WAHIAWA, OAHU (HawaiiNewsNow) - On a Schofield Barracks training ground, Sgt. 1st Class Robert Studstrup helps Pfc. Sean O'Keefe strap on 90 pounds of protective gear.
Army explosive ordnance disposal technicians stake their lives on their heavy suit and helmet.
"The suit is mainly designed to protect against blasts and then also fragmentation," O'Keefe said.
On average, the 303rd Ordnance Battalion fields more than a hundred calls a year from local police about suspicious packages and munitions. There are about 40 ordnance technicians in the 303rd battalion.
When they're deployed, the EOD specialists defuse and destroy Improvised explosive devices (IEDs) and other weapons.
But the high volume of situations involving potential explosives in Hawaii, keeps them busy at home.
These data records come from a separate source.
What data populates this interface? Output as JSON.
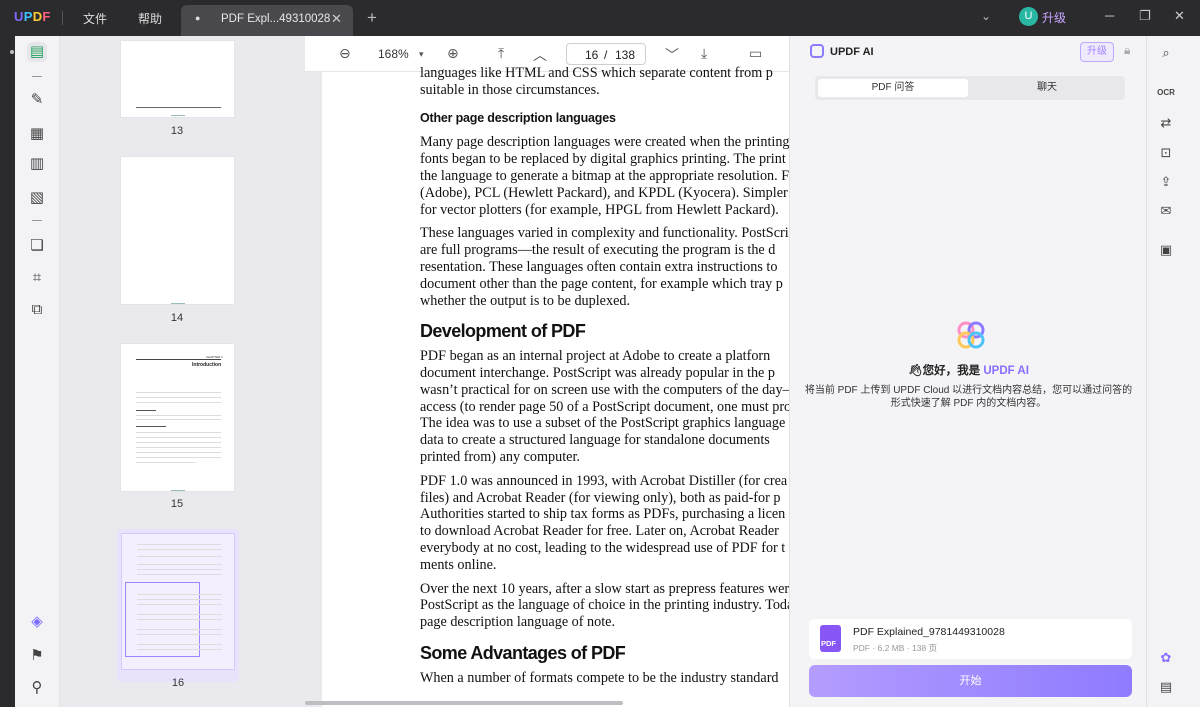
{
  "app": {
    "logo": {
      "u": "U",
      "p": "P",
      "d": "D",
      "f": "F"
    },
    "menu": [
      "文件",
      "帮助"
    ],
    "tab_title": "PDF Expl...49310028",
    "upgrade_label": "升级",
    "avatar_letter": "U"
  },
  "toolbar": {
    "zoom": "168%",
    "current_page": "16",
    "separator": "/",
    "total_pages": "138"
  },
  "thumbnails": [
    {
      "label": "13"
    },
    {
      "label": "14"
    },
    {
      "label": "15",
      "chapter": "CHAPTER 1",
      "chapter_title": "Introduction"
    },
    {
      "label": "16",
      "selected": true
    }
  ],
  "document": {
    "lines_top": "languages like HTML and CSS which separate content from p",
    "lines_top2": "suitable in those circumstances.",
    "h_other": "Other page description languages",
    "p1": [
      "Many page description languages were created when the printing",
      "fonts began to be replaced by digital graphics printing. The print",
      "the language to generate a bitmap at the appropriate resolution. Fo",
      "(Adobe), PCL (Hewlett Packard), and KPDL (Kyocera). Simpler",
      "for vector plotters (for example, HPGL from Hewlett Packard)."
    ],
    "p2": [
      "These languages varied in complexity and functionality. PostScrip",
      "are full programs—the result of executing the program is the d",
      "resentation. These languages often contain extra instructions to",
      "document other than the page content, for example which tray p",
      "whether the output is to be duplexed."
    ],
    "h_dev": "Development of PDF",
    "p3": [
      "PDF began as an internal project at Adobe to create a platforn",
      "document interchange. PostScript was already popular in the p",
      "wasn’t practical for on screen use with the computers of the day—",
      "access (to render page 50 of a PostScript document, one must pro",
      "The idea was to use a subset of the PostScript graphics language t",
      "data to create a structured language for standalone documents",
      "printed from) any computer."
    ],
    "p4": [
      "PDF 1.0 was announced in 1993, with Acrobat Distiller (for crea",
      "files) and Acrobat Reader (for viewing only), both as paid-for p",
      "Authorities started to ship tax forms as PDFs, purchasing a licen",
      "to download Acrobat Reader for free. Later on, Acrobat Reader ",
      "everybody at no cost, leading to the widespread use of PDF for t",
      "ments online."
    ],
    "p5": [
      "Over the next 10 years, after a slow start as prepress features were",
      "PostScript as the language of choice in the printing industry. Toda",
      "page description language of note."
    ],
    "h_adv": "Some Advantages of PDF",
    "lines_bottom": "When a number of formats compete to be the industry standard"
  },
  "ai": {
    "title": "UPDF AI",
    "upgrade": "升级",
    "tabs": [
      "PDF 问答",
      "聊天"
    ],
    "greeting_prefix": "您好，我是 ",
    "greeting_brand": "UPDF AI",
    "hint": "将当前 PDF 上传到 UPDF Cloud 以进行文档内容总结，您可以通过问答的形式快速了解 PDF 内的文档内容。",
    "file_name": "PDF Explained_9781449310028",
    "file_meta": "PDF · 6.2 MB · 138 页",
    "pdf_badge": "PDF",
    "start_button": "开始"
  },
  "colors": {
    "accent": "#8a6cff",
    "titlebar": "#2b2b2e",
    "active_icon": "#1da05a"
  }
}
"They can be on the ground, people will dig them up in their garden. They're found in land fills," Studstrup said. "They're found on our ranges. People find them in old souvenir trunks from World War II veterans."
A table-top display of recovered munitions illustrates his point. On it, are a variety of hand grenades and mortars.
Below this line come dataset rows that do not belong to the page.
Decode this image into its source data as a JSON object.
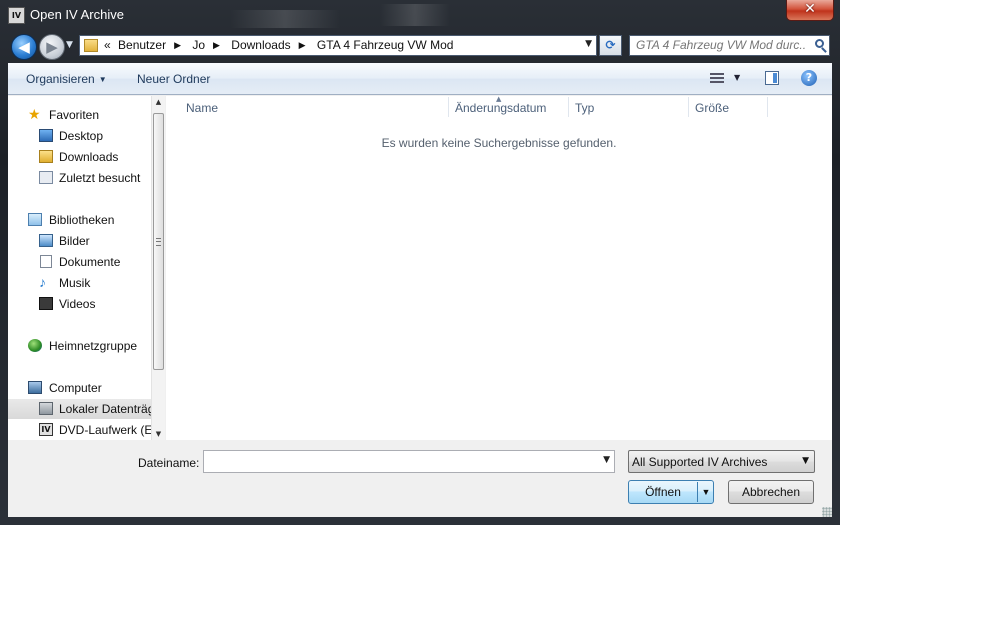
{
  "window": {
    "title": "Open IV Archive",
    "app_icon_text": "IV"
  },
  "navigation": {
    "breadcrumb": [
      "«",
      "Benutzer",
      "Jo",
      "Downloads",
      "GTA 4 Fahrzeug VW Mod"
    ],
    "search_placeholder": "GTA 4 Fahrzeug VW Mod durc..."
  },
  "toolbar": {
    "organize_label": "Organisieren",
    "new_folder_label": "Neuer Ordner",
    "help_label": "?"
  },
  "sidebar": {
    "items": [
      {
        "label": "Favoriten",
        "icon": "star-icon"
      },
      {
        "label": "Desktop",
        "icon": "desktop-icon"
      },
      {
        "label": "Downloads",
        "icon": "downloads-folder-icon"
      },
      {
        "label": "Zuletzt besucht",
        "icon": "recent-places-icon"
      },
      {
        "label": "Bibliotheken",
        "icon": "libraries-icon"
      },
      {
        "label": "Bilder",
        "icon": "pictures-icon"
      },
      {
        "label": "Dokumente",
        "icon": "documents-icon"
      },
      {
        "label": "Musik",
        "icon": "music-icon"
      },
      {
        "label": "Videos",
        "icon": "videos-icon"
      },
      {
        "label": "Heimnetzgruppe",
        "icon": "homegroup-icon"
      },
      {
        "label": "Computer",
        "icon": "computer-icon"
      },
      {
        "label": "Lokaler Datenträger",
        "icon": "local-disk-icon"
      },
      {
        "label": "DVD-Laufwerk (E",
        "icon": "dvd-drive-icon"
      }
    ]
  },
  "file_list": {
    "columns": [
      "Name",
      "Änderungsdatum",
      "Typ",
      "Größe"
    ],
    "empty_message": "Es wurden keine Suchergebnisse gefunden."
  },
  "footer": {
    "filename_label": "Dateiname:",
    "filename_value": "",
    "filter_value": "All Supported IV Archives",
    "open_label": "Öffnen",
    "cancel_label": "Abbrechen"
  },
  "colors": {
    "accent": "#3c7fb1",
    "close_button": "#c0331c"
  }
}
"This has a damaged fuse on it," Studstrup said, pointing to a 120mm mortar. "This is a very dangerous situation if you come across it."
Last week, several two-person teams competed at Schofield for the right to represent the Pacific region in the Army's annual Explosive Ordnance Disposal Team of the Year competition. Specialist Matthew Ruben and Staff Sgt. Edward Monczynski of the 718th Ordnance Company from South Korea took the top spot.
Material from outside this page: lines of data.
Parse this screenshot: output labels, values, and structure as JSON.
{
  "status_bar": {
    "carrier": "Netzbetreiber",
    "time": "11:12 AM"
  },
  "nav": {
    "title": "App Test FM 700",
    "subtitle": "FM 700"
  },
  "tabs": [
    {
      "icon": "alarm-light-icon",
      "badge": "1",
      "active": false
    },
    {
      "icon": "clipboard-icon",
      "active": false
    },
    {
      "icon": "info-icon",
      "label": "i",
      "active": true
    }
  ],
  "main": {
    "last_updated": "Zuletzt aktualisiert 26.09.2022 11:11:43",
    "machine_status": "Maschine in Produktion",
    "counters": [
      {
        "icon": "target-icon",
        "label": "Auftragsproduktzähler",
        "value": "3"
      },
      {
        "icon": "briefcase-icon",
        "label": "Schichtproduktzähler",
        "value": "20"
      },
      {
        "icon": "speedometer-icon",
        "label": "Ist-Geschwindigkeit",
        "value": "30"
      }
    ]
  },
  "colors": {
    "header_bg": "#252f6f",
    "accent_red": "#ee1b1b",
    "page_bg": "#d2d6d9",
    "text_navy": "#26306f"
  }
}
Older munitions are the worst because they can detonate if accidentally dropped.
"Under no circumstances should you move or touch any of these things. They're very dangerous," Studstrup said. "They'll always be dangerous."
Specialists advise residents who come across suspicious-looking packages, or anything that looks like military munitions, to get far away from the package and call 911.